What you have to do: Output only the entries, exactly as given, without the pictures.

Dataset records:
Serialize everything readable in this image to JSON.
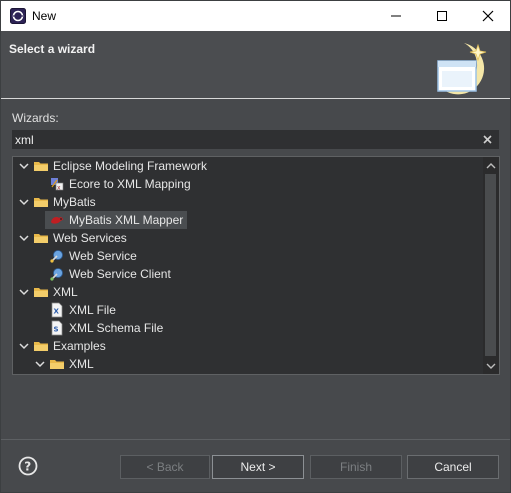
{
  "window": {
    "title": "New",
    "minimize_icon": "minimize-icon",
    "maximize_icon": "maximize-icon",
    "close_icon": "close-icon"
  },
  "header": {
    "title": "Select a wizard",
    "banner_icon": "wizard-banner-icon"
  },
  "wizards": {
    "label": "Wizards:",
    "filter_value": "xml",
    "clear_icon": "clear-icon"
  },
  "tree": {
    "items": [
      {
        "label": "Eclipse Modeling Framework",
        "icon": "folder-icon",
        "expanded": true
      },
      {
        "label": "Ecore to XML Mapping",
        "icon": "ecore-mapping-icon"
      },
      {
        "label": "MyBatis",
        "icon": "folder-icon",
        "expanded": true
      },
      {
        "label": "MyBatis XML Mapper",
        "icon": "mybatis-icon",
        "selected": true
      },
      {
        "label": "Web Services",
        "icon": "folder-icon",
        "expanded": true
      },
      {
        "label": "Web Service",
        "icon": "web-service-icon"
      },
      {
        "label": "Web Service Client",
        "icon": "web-service-client-icon"
      },
      {
        "label": "XML",
        "icon": "folder-icon",
        "expanded": true
      },
      {
        "label": "XML File",
        "icon": "xml-file-icon"
      },
      {
        "label": "XML Schema File",
        "icon": "xml-schema-icon"
      },
      {
        "label": "Examples",
        "icon": "folder-icon",
        "expanded": true
      },
      {
        "label": "XML",
        "icon": "folder-icon",
        "expanded": true
      }
    ]
  },
  "footer": {
    "help_icon": "help-icon",
    "back_label": "< Back",
    "next_label": "Next >",
    "finish_label": "Finish",
    "cancel_label": "Cancel"
  },
  "colors": {
    "background": "#47494c",
    "tree_background": "#2f3032",
    "selection": "#4a4d50",
    "folder": "#e8b84a"
  }
}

Solution below:
Serialize everything readable in this image to JSON.
{
  "window": {
    "title": "New",
    "minimize_icon": "minimize-icon",
    "maximize_icon": "maximize-icon",
    "close_icon": "close-icon"
  },
  "header": {
    "title": "Select a wizard",
    "banner_icon": "wizard-banner-icon"
  },
  "wizards": {
    "label": "Wizards:",
    "filter_value": "xml",
    "clear_icon": "clear-icon"
  },
  "tree": {
    "items": [
      {
        "label": "Eclipse Modeling Framework",
        "icon": "folder-icon",
        "expanded": true
      },
      {
        "label": "Ecore to XML Mapping",
        "icon": "ecore-mapping-icon"
      },
      {
        "label": "MyBatis",
        "icon": "folder-icon",
        "expanded": true
      },
      {
        "label": "MyBatis XML Mapper",
        "icon": "mybatis-icon",
        "selected": true
      },
      {
        "label": "Web Services",
        "icon": "folder-icon",
        "expanded": true
      },
      {
        "label": "Web Service",
        "icon": "web-service-icon"
      },
      {
        "label": "Web Service Client",
        "icon": "web-service-client-icon"
      },
      {
        "label": "XML",
        "icon": "folder-icon",
        "expanded": true
      },
      {
        "label": "XML File",
        "icon": "xml-file-icon"
      },
      {
        "label": "XML Schema File",
        "icon": "xml-schema-icon"
      },
      {
        "label": "Examples",
        "icon": "folder-icon",
        "expanded": true
      },
      {
        "label": "XML",
        "icon": "folder-icon",
        "expanded": true
      }
    ]
  },
  "footer": {
    "help_icon": "help-icon",
    "back_label": "< Back",
    "next_label": "Next >",
    "finish_label": "Finish",
    "cancel_label": "Cancel"
  },
  "colors": {
    "background": "#47494c",
    "tree_background": "#2f3032",
    "selection": "#4a4d50",
    "folder": "#e8b84a"
  }
}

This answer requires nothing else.